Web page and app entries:
________________________________________

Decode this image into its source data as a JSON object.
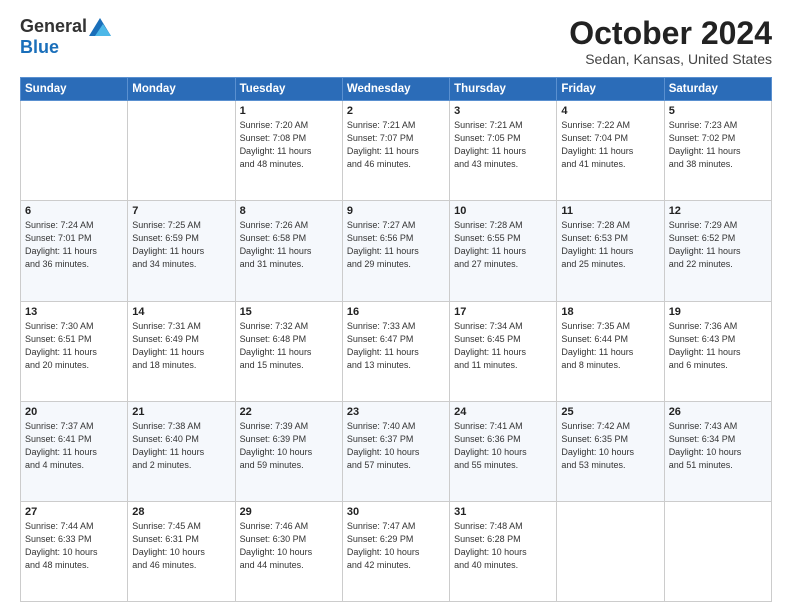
{
  "header": {
    "logo_general": "General",
    "logo_blue": "Blue",
    "month_title": "October 2024",
    "location": "Sedan, Kansas, United States"
  },
  "weekdays": [
    "Sunday",
    "Monday",
    "Tuesday",
    "Wednesday",
    "Thursday",
    "Friday",
    "Saturday"
  ],
  "weeks": [
    [
      {
        "day": "",
        "info": ""
      },
      {
        "day": "",
        "info": ""
      },
      {
        "day": "1",
        "info": "Sunrise: 7:20 AM\nSunset: 7:08 PM\nDaylight: 11 hours\nand 48 minutes."
      },
      {
        "day": "2",
        "info": "Sunrise: 7:21 AM\nSunset: 7:07 PM\nDaylight: 11 hours\nand 46 minutes."
      },
      {
        "day": "3",
        "info": "Sunrise: 7:21 AM\nSunset: 7:05 PM\nDaylight: 11 hours\nand 43 minutes."
      },
      {
        "day": "4",
        "info": "Sunrise: 7:22 AM\nSunset: 7:04 PM\nDaylight: 11 hours\nand 41 minutes."
      },
      {
        "day": "5",
        "info": "Sunrise: 7:23 AM\nSunset: 7:02 PM\nDaylight: 11 hours\nand 38 minutes."
      }
    ],
    [
      {
        "day": "6",
        "info": "Sunrise: 7:24 AM\nSunset: 7:01 PM\nDaylight: 11 hours\nand 36 minutes."
      },
      {
        "day": "7",
        "info": "Sunrise: 7:25 AM\nSunset: 6:59 PM\nDaylight: 11 hours\nand 34 minutes."
      },
      {
        "day": "8",
        "info": "Sunrise: 7:26 AM\nSunset: 6:58 PM\nDaylight: 11 hours\nand 31 minutes."
      },
      {
        "day": "9",
        "info": "Sunrise: 7:27 AM\nSunset: 6:56 PM\nDaylight: 11 hours\nand 29 minutes."
      },
      {
        "day": "10",
        "info": "Sunrise: 7:28 AM\nSunset: 6:55 PM\nDaylight: 11 hours\nand 27 minutes."
      },
      {
        "day": "11",
        "info": "Sunrise: 7:28 AM\nSunset: 6:53 PM\nDaylight: 11 hours\nand 25 minutes."
      },
      {
        "day": "12",
        "info": "Sunrise: 7:29 AM\nSunset: 6:52 PM\nDaylight: 11 hours\nand 22 minutes."
      }
    ],
    [
      {
        "day": "13",
        "info": "Sunrise: 7:30 AM\nSunset: 6:51 PM\nDaylight: 11 hours\nand 20 minutes."
      },
      {
        "day": "14",
        "info": "Sunrise: 7:31 AM\nSunset: 6:49 PM\nDaylight: 11 hours\nand 18 minutes."
      },
      {
        "day": "15",
        "info": "Sunrise: 7:32 AM\nSunset: 6:48 PM\nDaylight: 11 hours\nand 15 minutes."
      },
      {
        "day": "16",
        "info": "Sunrise: 7:33 AM\nSunset: 6:47 PM\nDaylight: 11 hours\nand 13 minutes."
      },
      {
        "day": "17",
        "info": "Sunrise: 7:34 AM\nSunset: 6:45 PM\nDaylight: 11 hours\nand 11 minutes."
      },
      {
        "day": "18",
        "info": "Sunrise: 7:35 AM\nSunset: 6:44 PM\nDaylight: 11 hours\nand 8 minutes."
      },
      {
        "day": "19",
        "info": "Sunrise: 7:36 AM\nSunset: 6:43 PM\nDaylight: 11 hours\nand 6 minutes."
      }
    ],
    [
      {
        "day": "20",
        "info": "Sunrise: 7:37 AM\nSunset: 6:41 PM\nDaylight: 11 hours\nand 4 minutes."
      },
      {
        "day": "21",
        "info": "Sunrise: 7:38 AM\nSunset: 6:40 PM\nDaylight: 11 hours\nand 2 minutes."
      },
      {
        "day": "22",
        "info": "Sunrise: 7:39 AM\nSunset: 6:39 PM\nDaylight: 10 hours\nand 59 minutes."
      },
      {
        "day": "23",
        "info": "Sunrise: 7:40 AM\nSunset: 6:37 PM\nDaylight: 10 hours\nand 57 minutes."
      },
      {
        "day": "24",
        "info": "Sunrise: 7:41 AM\nSunset: 6:36 PM\nDaylight: 10 hours\nand 55 minutes."
      },
      {
        "day": "25",
        "info": "Sunrise: 7:42 AM\nSunset: 6:35 PM\nDaylight: 10 hours\nand 53 minutes."
      },
      {
        "day": "26",
        "info": "Sunrise: 7:43 AM\nSunset: 6:34 PM\nDaylight: 10 hours\nand 51 minutes."
      }
    ],
    [
      {
        "day": "27",
        "info": "Sunrise: 7:44 AM\nSunset: 6:33 PM\nDaylight: 10 hours\nand 48 minutes."
      },
      {
        "day": "28",
        "info": "Sunrise: 7:45 AM\nSunset: 6:31 PM\nDaylight: 10 hours\nand 46 minutes."
      },
      {
        "day": "29",
        "info": "Sunrise: 7:46 AM\nSunset: 6:30 PM\nDaylight: 10 hours\nand 44 minutes."
      },
      {
        "day": "30",
        "info": "Sunrise: 7:47 AM\nSunset: 6:29 PM\nDaylight: 10 hours\nand 42 minutes."
      },
      {
        "day": "31",
        "info": "Sunrise: 7:48 AM\nSunset: 6:28 PM\nDaylight: 10 hours\nand 40 minutes."
      },
      {
        "day": "",
        "info": ""
      },
      {
        "day": "",
        "info": ""
      }
    ]
  ]
}
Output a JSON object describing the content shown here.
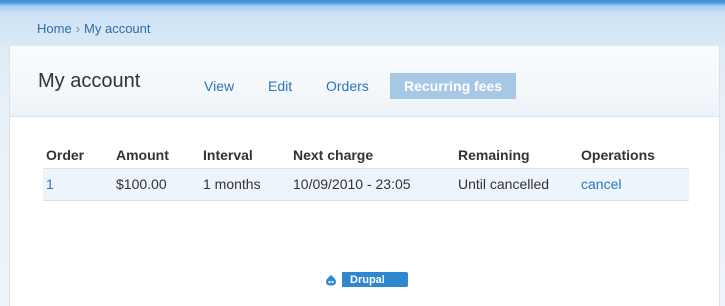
{
  "breadcrumb": {
    "items": [
      "Home",
      "My account"
    ],
    "separator": "›"
  },
  "page": {
    "title": "My account"
  },
  "tabs": [
    {
      "label": "View",
      "active": false
    },
    {
      "label": "Edit",
      "active": false
    },
    {
      "label": "Orders",
      "active": false
    },
    {
      "label": "Recurring fees",
      "active": true
    }
  ],
  "table": {
    "headers": [
      "Order",
      "Amount",
      "Interval",
      "Next charge",
      "Remaining",
      "Operations"
    ],
    "rows": [
      {
        "order": "1",
        "amount": "$100.00",
        "interval": "1 months",
        "next_charge": "10/09/2010 - 23:05",
        "remaining": "Until cancelled",
        "operation": "cancel"
      }
    ]
  },
  "footer": {
    "badge_label": "Drupal",
    "badge_icon": "drupal-drop-icon"
  },
  "colors": {
    "link": "#2a75bb",
    "active_tab_bg": "#a6c8e6",
    "header_blue": "#3d8fd6"
  }
}
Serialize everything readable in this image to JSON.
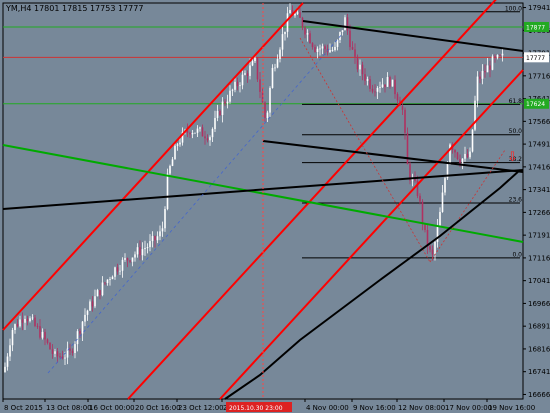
{
  "chart": {
    "symbol_line": "YM,H4  17801  17815  17753  17777",
    "background": "#778899",
    "axis_color": "#000000",
    "bull_color": "#ffffff",
    "bear_color": "#b03060",
    "ma_color": "#000000"
  },
  "price_axis": {
    "labels": [
      "17941",
      "17866",
      "17791",
      "17716",
      "17641",
      "17566",
      "17491",
      "17416",
      "17341",
      "17266",
      "17191",
      "17116",
      "17041",
      "16966",
      "16891",
      "16816",
      "16741",
      "16666"
    ],
    "badges": [
      {
        "text": "17877",
        "bg": "#22aa22",
        "color": "#ffffff",
        "price": 17877
      },
      {
        "text": "17777",
        "bg": "#ffffff",
        "color": "#000000",
        "price": 17777
      },
      {
        "text": "17624",
        "bg": "#22aa22",
        "color": "#ffffff",
        "price": 17624
      }
    ]
  },
  "time_axis": {
    "labels": [
      "8 Oct 2015",
      "13 Oct 08:00",
      "16 Oct 00:00",
      "20 Oct 16:00",
      "23 Oct 12:00",
      "28",
      "4 Nov 00:00",
      "9 Nov 16:00",
      "12 Nov 08:00",
      "17 Nov 00:00",
      "19 Nov 16:00"
    ],
    "cursor_label": "2015.10.30 23:00"
  },
  "fib_levels": [
    {
      "label": "100.0",
      "price": 17927
    },
    {
      "label": "61.8",
      "price": 17622
    },
    {
      "label": "50.0",
      "price": 17522
    },
    {
      "label": "38.2",
      "price": 17430
    },
    {
      "label": "23.6",
      "price": 17297
    },
    {
      "label": "0.0",
      "price": 17116
    }
  ],
  "horizontal_lines": {
    "green_levels": [
      17877,
      17624
    ],
    "red_level": 17777,
    "green_color": "#22aa22",
    "red_color": "#cc3333"
  },
  "trend_lines": {
    "red_channel_color": "#ff0000",
    "green_color": "#00aa00",
    "black_color": "#000000",
    "blue_dashed_color": "#4466cc",
    "red_dotted_color": "#cc3333"
  },
  "alert_arrow": {
    "symbol": "⇩",
    "color": "#ff2222"
  }
}
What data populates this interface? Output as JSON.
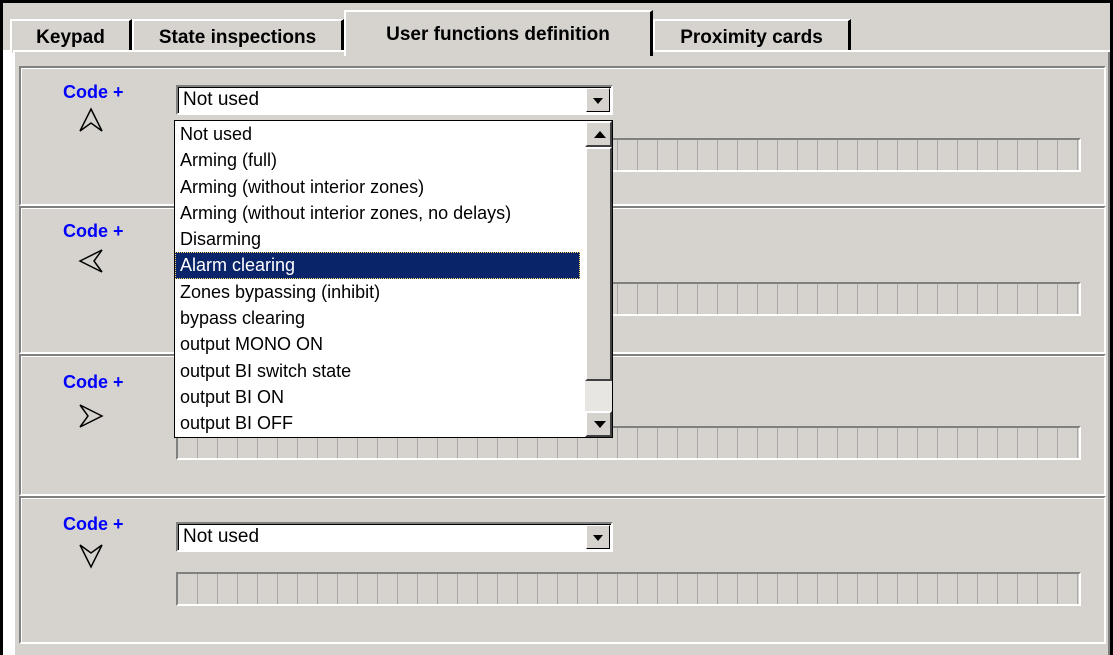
{
  "tabs": [
    {
      "label": "Keypad"
    },
    {
      "label": "State inspections"
    },
    {
      "label": "User functions definition",
      "active": true
    },
    {
      "label": "Proximity cards"
    }
  ],
  "groups": [
    {
      "label": "Code +",
      "arrow_icon": "arrow-up-icon",
      "selected": "Not used"
    },
    {
      "label": "Code +",
      "arrow_icon": "arrow-left-icon",
      "selected": ""
    },
    {
      "label": "Code +",
      "arrow_icon": "arrow-right-icon",
      "selected": ""
    },
    {
      "label": "Code +",
      "arrow_icon": "arrow-down-icon",
      "selected": "Not used"
    }
  ],
  "dropdown": {
    "options": [
      "Not used",
      "Arming (full)",
      "Arming (without interior zones)",
      "Arming (without interior zones, no delays)",
      "Disarming",
      "Alarm clearing",
      "Zones bypassing (inhibit)",
      "bypass clearing",
      "output MONO ON",
      "output BI switch state",
      "output BI ON",
      "output BI OFF"
    ],
    "highlighted": "Alarm clearing"
  },
  "colors": {
    "window_bg": "#d6d3ce",
    "code_label": "#0000ff",
    "selection_bg": "#0a246a"
  }
}
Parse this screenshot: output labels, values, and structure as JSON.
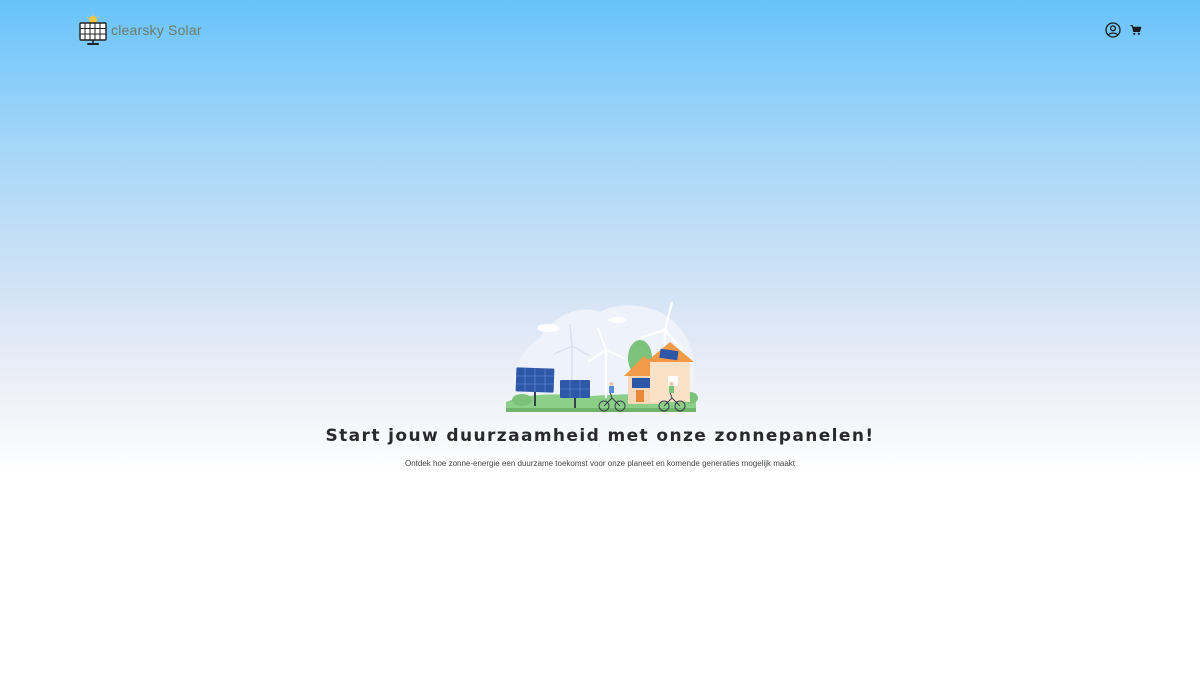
{
  "header": {
    "brand_name": "clearsky Solar",
    "icons": [
      "solar-panel-logo-icon",
      "user-account-icon",
      "shopping-cart-icon"
    ]
  },
  "hero": {
    "title": "Start jouw duurzaamheid met onze zonnepanelen!",
    "subtitle": "Ontdek hoe zonne-energie een duurzame toekomst voor onze planeet en komende generaties mogelijk maakt"
  },
  "colors": {
    "sky_top": "#67c3fb",
    "sky_mid": "#cfe2f6",
    "panel_blue": "#2f57a8",
    "roof_orange": "#f29a47",
    "grass_green": "#7cc27a"
  }
}
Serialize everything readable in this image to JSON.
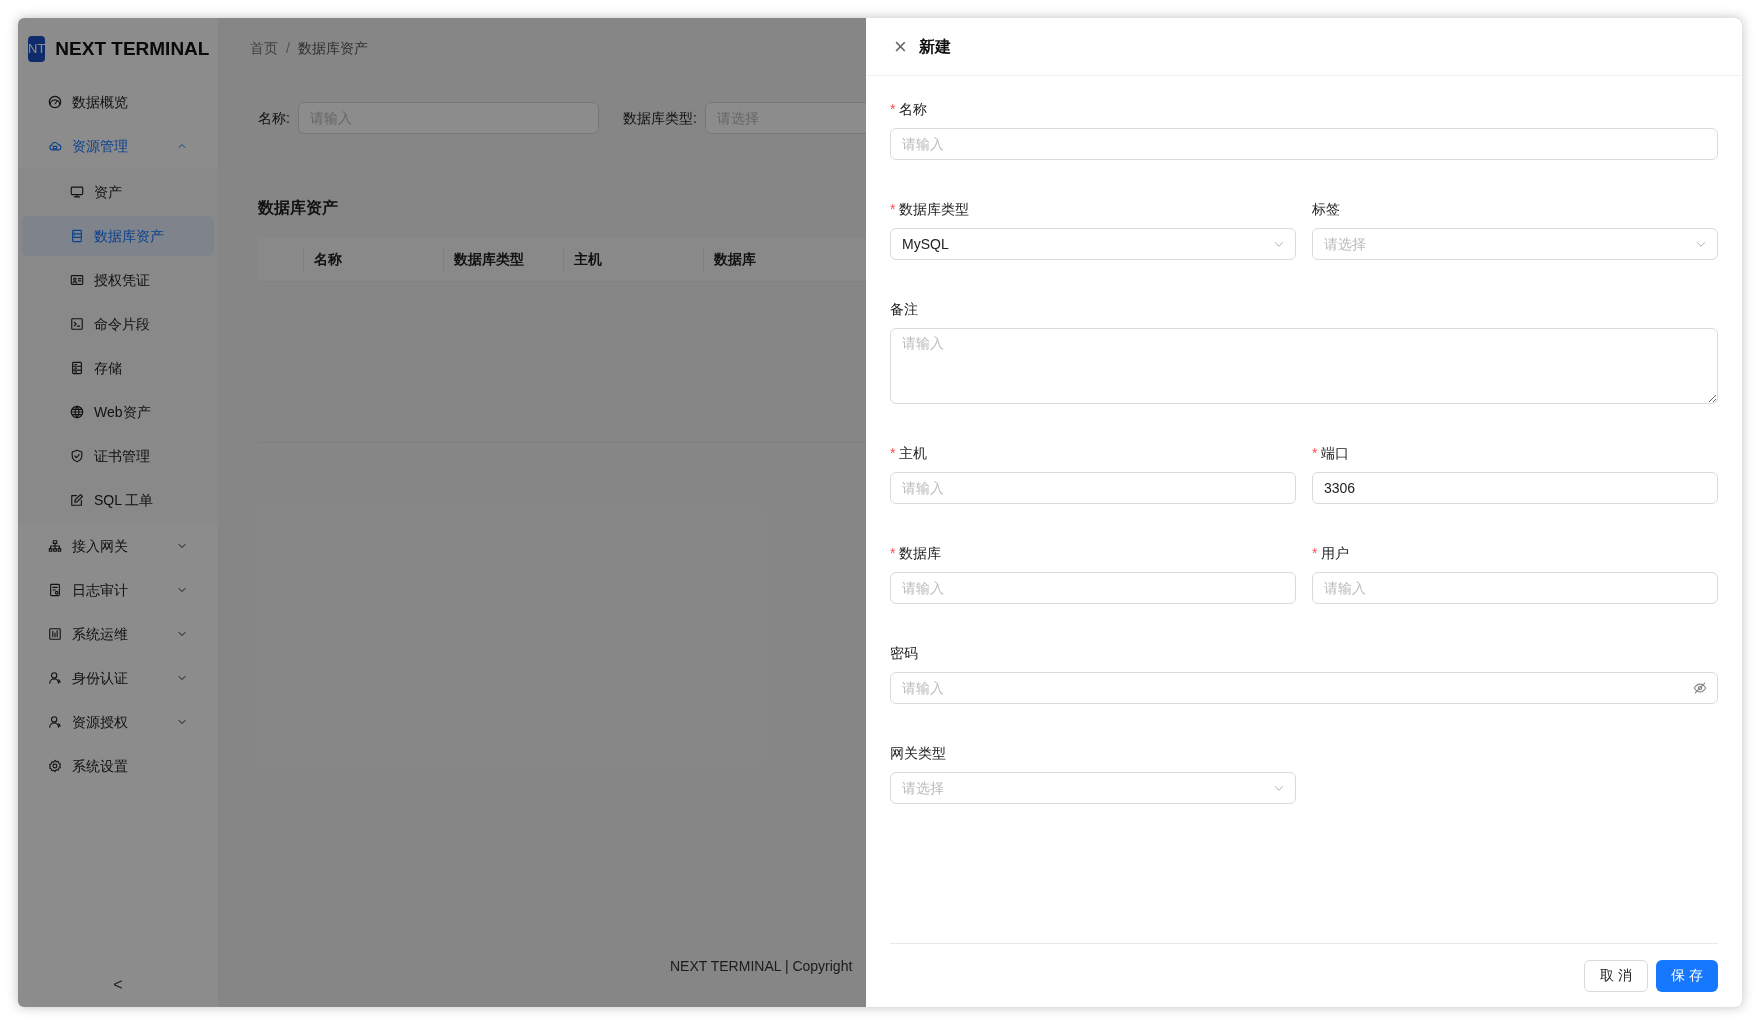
{
  "logo": {
    "badge": "NT",
    "title": "NEXT TERMINAL"
  },
  "sidebar": {
    "items": [
      {
        "label": "数据概览",
        "selected": false
      },
      {
        "label": "资源管理",
        "selected": false,
        "expanded": true,
        "children": [
          {
            "label": "资产",
            "selected": false
          },
          {
            "label": "数据库资产",
            "selected": true
          },
          {
            "label": "授权凭证",
            "selected": false
          },
          {
            "label": "命令片段",
            "selected": false
          },
          {
            "label": "存储",
            "selected": false
          },
          {
            "label": "Web资产",
            "selected": false
          },
          {
            "label": "证书管理",
            "selected": false
          },
          {
            "label": "SQL 工单",
            "selected": false
          }
        ]
      },
      {
        "label": "接入网关",
        "selected": false,
        "expanded": false
      },
      {
        "label": "日志审计",
        "selected": false,
        "expanded": false
      },
      {
        "label": "系统运维",
        "selected": false,
        "expanded": false
      },
      {
        "label": "身份认证",
        "selected": false,
        "expanded": false
      },
      {
        "label": "资源授权",
        "selected": false,
        "expanded": false
      },
      {
        "label": "系统设置",
        "selected": false
      }
    ],
    "collapse": "<"
  },
  "breadcrumb": {
    "items": [
      "首页",
      "数据库资产"
    ],
    "separator": "/"
  },
  "filters": [
    {
      "label": "名称:",
      "placeholder": "请输入"
    },
    {
      "label": "数据库类型:",
      "placeholder": "请选择"
    }
  ],
  "table": {
    "title": "数据库资产",
    "columns": [
      "名称",
      "数据库类型",
      "主机",
      "数据库"
    ]
  },
  "footer": "NEXT TERMINAL | Copyright",
  "drawer": {
    "title": "新建",
    "close": "×",
    "fields": [
      {
        "kind": "input",
        "label": "名称",
        "required_mark": "*",
        "wide": true,
        "placeholder": "请输入"
      },
      {
        "kind": "select",
        "label": "数据库类型",
        "required_mark": "*",
        "wide": false,
        "value": "MySQL"
      },
      {
        "kind": "select",
        "label": "标签",
        "wide": false,
        "placeholder": "请选择"
      },
      {
        "kind": "textarea",
        "label": "备注",
        "wide": true,
        "placeholder": "请输入"
      },
      {
        "kind": "input",
        "label": "主机",
        "required_mark": "*",
        "wide": false,
        "placeholder": "请输入"
      },
      {
        "kind": "input",
        "label": "端口",
        "required_mark": "*",
        "wide": false,
        "value": "3306"
      },
      {
        "kind": "input",
        "label": "数据库",
        "required_mark": "*",
        "wide": false,
        "placeholder": "请输入"
      },
      {
        "kind": "input",
        "label": "用户",
        "required_mark": "*",
        "wide": false,
        "placeholder": "请输入"
      },
      {
        "kind": "password",
        "label": "密码",
        "wide": true,
        "placeholder": "请输入"
      },
      {
        "kind": "select",
        "label": "网关类型",
        "wide": false,
        "placeholder": "请选择"
      }
    ],
    "buttons": [
      {
        "label": "取 消",
        "primary": false
      },
      {
        "label": "保 存",
        "primary": true
      }
    ]
  }
}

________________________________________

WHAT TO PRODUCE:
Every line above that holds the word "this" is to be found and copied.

FINAL ANSWER:
Decode this image into its source data as a JSON object.
Serialize everything readable in this image to JSON.
What data populates this interface? Output as JSON.
Parse this screenshot: output labels, values, and structure as JSON.
Serialize everything readable in this image to JSON.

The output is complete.